DISCOUNT. The amount of deduction which is allowed for immediate payment of a debt Which is not yet due. A tradesman may allow discount if, instead of credit being taken, payment is made in cash ; and so in the case of a bill of exchange, if he receives payment at once instead of waiting until the bill falls due, discount is allowed. But from a banker's point of view, the usual way to regard discount is to look upon it prac tically as interest charged for a loan of the amount until the bill is due. The difference between interest for a loan and discount on a bill is that the interest is not payable, in an ordinary way, until the end of a half year, whereas the discount is paid at the time the bill is discounted, e.g. if a loan of /1,000 is granted on January 1 at 5 per cent. interest, the interest due at December 31 will be {50 ; but if a bill for 11,000 is discounted on January 1 at the same rate for twelve months the banker only pays over 1,950, the {50 being credited at once to his discount ac count, so that the banker practically obtains the same amount of interest for a loan of {950, when granted by discounting a bill, as he does upon an ordinary loan of 1,1,000 ; and his profit is therefore more than 5 per cent., in fact about 5 per cent., and besides he has the use of his profit (150) for the twelve months.

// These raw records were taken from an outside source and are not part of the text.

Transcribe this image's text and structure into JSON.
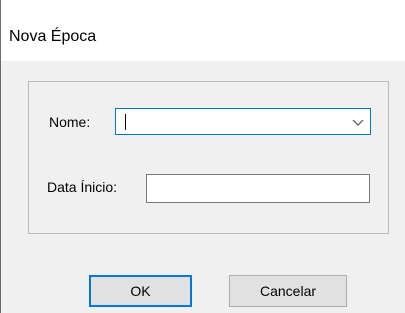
{
  "window": {
    "title": "Nova Época"
  },
  "form": {
    "nome_label": "Nome:",
    "nome_value": "",
    "data_inicio_label": "Data Ínicio:",
    "data_inicio_value": ""
  },
  "buttons": {
    "ok_label": "OK",
    "cancel_label": "Cancelar"
  },
  "icons": {
    "dropdown": "chevron-down-icon"
  },
  "colors": {
    "focus_border": "#0078d7",
    "button_face": "#e1e1e1",
    "dialog_background": "#f0f0f0"
  }
}
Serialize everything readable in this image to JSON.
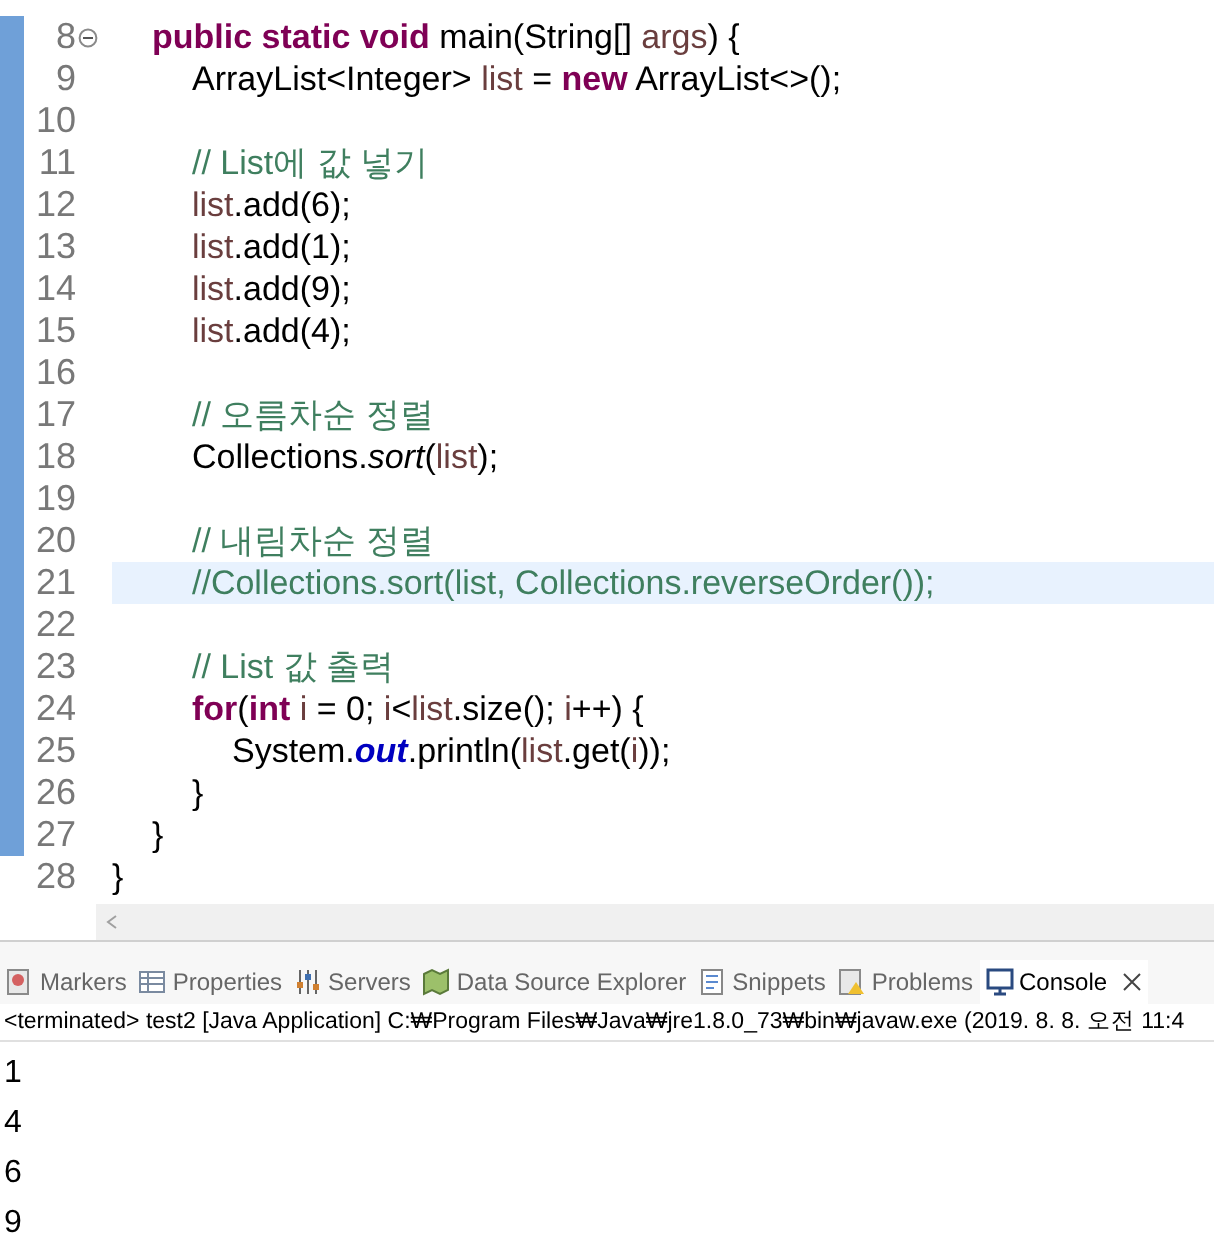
{
  "editor": {
    "lines": [
      {
        "number": "8",
        "folded": false,
        "highlighted": false,
        "tokens": [
          {
            "text": "\tpublic static void",
            "kind": "keyword"
          },
          {
            "text": " main(String[] ",
            "kind": "plain"
          },
          {
            "text": "args",
            "kind": "local"
          },
          {
            "text": ") {",
            "kind": "plain"
          }
        ]
      },
      {
        "number": "9",
        "highlighted": false,
        "tokens": [
          {
            "text": "\t\tArrayList<Integer> ",
            "kind": "plain"
          },
          {
            "text": "list",
            "kind": "local"
          },
          {
            "text": " = ",
            "kind": "plain"
          },
          {
            "text": "new",
            "kind": "keyword"
          },
          {
            "text": " ArrayList<>();",
            "kind": "plain"
          }
        ]
      },
      {
        "number": "10",
        "highlighted": false
      },
      {
        "number": "11",
        "highlighted": false,
        "tokens": [
          {
            "text": "\t\t// List에 값 넣기",
            "kind": "comment"
          }
        ]
      },
      {
        "number": "12",
        "highlighted": false,
        "tokens": [
          {
            "text": "\t\tlist",
            "kind": "local"
          },
          {
            "text": ".add(6);",
            "kind": "plain"
          }
        ]
      },
      {
        "number": "13",
        "highlighted": false,
        "tokens": [
          {
            "text": "\t\tlist",
            "kind": "local"
          },
          {
            "text": ".add(1);",
            "kind": "plain"
          }
        ]
      },
      {
        "number": "14",
        "highlighted": false,
        "tokens": [
          {
            "text": "\t\tlist",
            "kind": "local"
          },
          {
            "text": ".add(9);",
            "kind": "plain"
          }
        ]
      },
      {
        "number": "15",
        "highlighted": false,
        "tokens": [
          {
            "text": "\t\tlist",
            "kind": "local"
          },
          {
            "text": ".add(4);",
            "kind": "plain"
          }
        ]
      },
      {
        "number": "16",
        "highlighted": false
      },
      {
        "number": "17",
        "highlighted": false,
        "tokens": [
          {
            "text": "\t\t// 오름차순 정렬",
            "kind": "comment"
          }
        ]
      },
      {
        "number": "18",
        "highlighted": false,
        "tokens": [
          {
            "text": "\t\tCollections.",
            "kind": "plain"
          },
          {
            "text": "sort",
            "kind": "static"
          },
          {
            "text": "(",
            "kind": "plain"
          },
          {
            "text": "list",
            "kind": "local"
          },
          {
            "text": ");",
            "kind": "plain"
          }
        ]
      },
      {
        "number": "19",
        "highlighted": false
      },
      {
        "number": "20",
        "highlighted": false,
        "tokens": [
          {
            "text": "\t\t// 내림차순 정렬",
            "kind": "comment"
          }
        ]
      },
      {
        "number": "21",
        "highlighted": true,
        "tokens": [
          {
            "text": "\t\t//Collections.sort(list, Collections.reverseOrder());",
            "kind": "comment"
          }
        ]
      },
      {
        "number": "22",
        "highlighted": false
      },
      {
        "number": "23",
        "highlighted": false,
        "tokens": [
          {
            "text": "\t\t// List 값 출력",
            "kind": "comment"
          }
        ]
      },
      {
        "number": "24",
        "highlighted": false,
        "tokens": [
          {
            "text": "\t\tfor",
            "kind": "keyword"
          },
          {
            "text": "(",
            "kind": "plain"
          },
          {
            "text": "int",
            "kind": "keyword"
          },
          {
            "text": " i",
            "kind": "local"
          },
          {
            "text": " = 0; ",
            "kind": "plain"
          },
          {
            "text": "i",
            "kind": "local"
          },
          {
            "text": "<",
            "kind": "plain"
          },
          {
            "text": "list",
            "kind": "local"
          },
          {
            "text": ".size(); ",
            "kind": "plain"
          },
          {
            "text": "i",
            "kind": "local"
          },
          {
            "text": "++) {",
            "kind": "plain"
          }
        ]
      },
      {
        "number": "25",
        "highlighted": false,
        "tokens": [
          {
            "text": "\t\t\tSystem.",
            "kind": "plain"
          },
          {
            "text": "out",
            "kind": "field"
          },
          {
            "text": ".println(",
            "kind": "plain"
          },
          {
            "text": "list",
            "kind": "local"
          },
          {
            "text": ".get(",
            "kind": "plain"
          },
          {
            "text": "i",
            "kind": "local"
          },
          {
            "text": "));",
            "kind": "plain"
          }
        ]
      },
      {
        "number": "26",
        "highlighted": false,
        "tokens": [
          {
            "text": "\t\t}",
            "kind": "plain"
          }
        ]
      },
      {
        "number": "27",
        "highlighted": false,
        "tokens": [
          {
            "text": "\t}",
            "kind": "plain"
          }
        ]
      },
      {
        "number": "28",
        "highlighted": false,
        "tokens": [
          {
            "text": "}",
            "kind": "plain"
          }
        ]
      }
    ]
  },
  "views": {
    "tabs": [
      {
        "label": "Markers",
        "selected": false
      },
      {
        "label": "Properties",
        "selected": false
      },
      {
        "label": "Servers",
        "selected": false
      },
      {
        "label": "Data Source Explorer",
        "selected": false
      },
      {
        "label": "Snippets",
        "selected": false
      },
      {
        "label": "Problems",
        "selected": false
      },
      {
        "label": "Console",
        "selected": true
      }
    ]
  },
  "console": {
    "header": "<terminated> test2 [Java Application] C:₩Program Files₩Java₩jre1.8.0_73₩bin₩javaw.exe (2019. 8. 8. 오전 11:4",
    "output": [
      "1",
      "4",
      "6",
      "9"
    ]
  }
}
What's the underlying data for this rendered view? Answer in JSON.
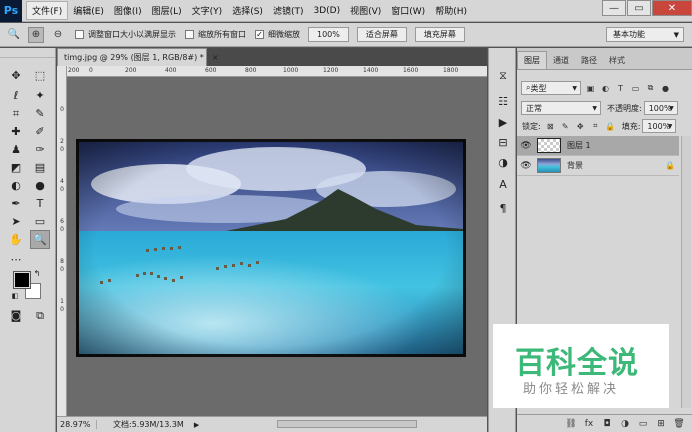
{
  "app": {
    "logo": "Ps",
    "menu": [
      "文件(F)",
      "编辑(E)",
      "图像(I)",
      "图层(L)",
      "文字(Y)",
      "选择(S)",
      "滤镜(T)",
      "3D(D)",
      "视图(V)",
      "窗口(W)",
      "帮助(H)"
    ],
    "window_controls": {
      "minimize": "—",
      "restore": "▭",
      "close": "✕"
    }
  },
  "options_bar": {
    "resize_windows_label": "调整窗口大小以满屏显示",
    "zoom_all_windows_label": "缩放所有窗口",
    "scrubby_zoom_label": "细微缩放",
    "scrubby_zoom_checked": true,
    "zoom_100": "100%",
    "fit_screen": "适合屏幕",
    "fill_screen": "填充屏幕",
    "workspace": "基本功能"
  },
  "document": {
    "tab_title": "timg.jpg @ 29% (图层 1, RGB/8#) *",
    "tab_close": "×",
    "ruler_top_labels": [
      "200",
      "0",
      "200",
      "400",
      "600",
      "800",
      "1000",
      "1200",
      "1400",
      "1600",
      "1800"
    ],
    "ruler_left_labels": [
      "0",
      "2",
      "0",
      "4",
      "0",
      "6",
      "0",
      "8",
      "0",
      "1",
      "0"
    ]
  },
  "status": {
    "zoom": "28.97%",
    "doc_info": "文档:5.93M/13.3M",
    "arrow": "▶"
  },
  "layers_panel": {
    "tabs": [
      "图层",
      "通道",
      "路径",
      "样式"
    ],
    "active_tab": "图层",
    "filter_kind": "类型",
    "blend_mode": "正常",
    "opacity_label": "不透明度:",
    "opacity_value": "100%",
    "lock_label": "锁定:",
    "fill_label": "填充:",
    "fill_value": "100%",
    "layers": [
      {
        "name": "图层 1",
        "selected": true,
        "locked": false
      },
      {
        "name": "背景",
        "selected": false,
        "locked": true
      }
    ]
  },
  "watermark": {
    "title": "百科全说",
    "subtitle": "助你轻松解决"
  },
  "colors": {
    "accent_green": "#3cb878",
    "foreground_color": "#000000",
    "background_color": "#ffffff"
  }
}
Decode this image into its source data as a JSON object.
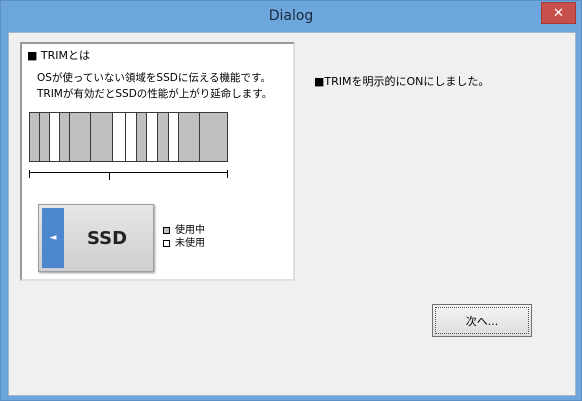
{
  "window": {
    "title": "Dialog",
    "close_label": "✕"
  },
  "info_panel": {
    "heading": "■ TRIMとは",
    "description": "OSが使っていない領域をSSDに伝える機能です。\nTRIMが有効だとSSDの性能が上がり延命します。",
    "block_states": [
      "used",
      "used",
      "free",
      "used",
      "used",
      "used",
      "free",
      "free",
      "used",
      "free",
      "used",
      "free",
      "used",
      "used"
    ],
    "ssd_label": "SSD",
    "ssd_arrow": "◄",
    "legend": [
      {
        "label": "使用中",
        "color": "#c0c0c0"
      },
      {
        "label": "未使用",
        "color": "#ffffff"
      }
    ]
  },
  "status_text": "■TRIMを明示的にONにしました。",
  "next_button": "次へ..."
}
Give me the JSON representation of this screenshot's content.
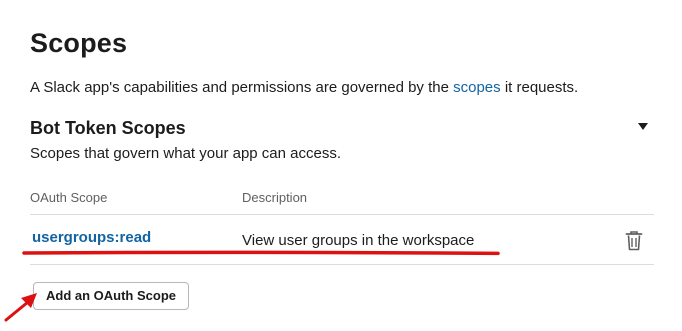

The following table shows the difference in profit per cent. per annum between lend ing money by way of interest and by way of discount :— From this table it is seen that if a sum of /100 is lent at 20 per cent. the lender

would receive 1100 at the end of a year plus 120 for interest, that is a profit of 20 per cent. ; but if he discounted a bill for 1100 at the rate of 20 per cent. he would advance only ,(.80 and at the year end he would receive payment of /100, that is he would receive {20 for a loan of /SO, or a profit of 25 per cent.

The rate at which a bill is discounted is partly dependent upon the Bank of England Rate, the length of time which will elapse before the bill matures, and the quality of the bill. If there is any doubt as to payment of the bill at maturity, the risk is taken into account by charging a higher rate than in the case of a hill which may be regarded as prac tically certain to be paid when due.

A banker's discount is different from a true discount. A banker's discount is not really interest upon the actual amount a. Ivan eel, but interest upon the amount that is to be repaid. True discount is ascer tained, e.g. by finding what amount at S per cent. will produce ,S100 in twelve months' time. 11 at 5 per cent. will be % I Is. at the end of a year, and if {I is the value of /I, it is found by proportion th Lt {1 ;0 is the value at the end of the twelve months of /95 4s. Md. The true discount is therefore I:4 15s. 2}d. (that is, 5 per cent. on fj-15 is. Md.), whilst the banker's discount is (equal, as sh nvn above, to a rate of, say, 5 ', per cent.).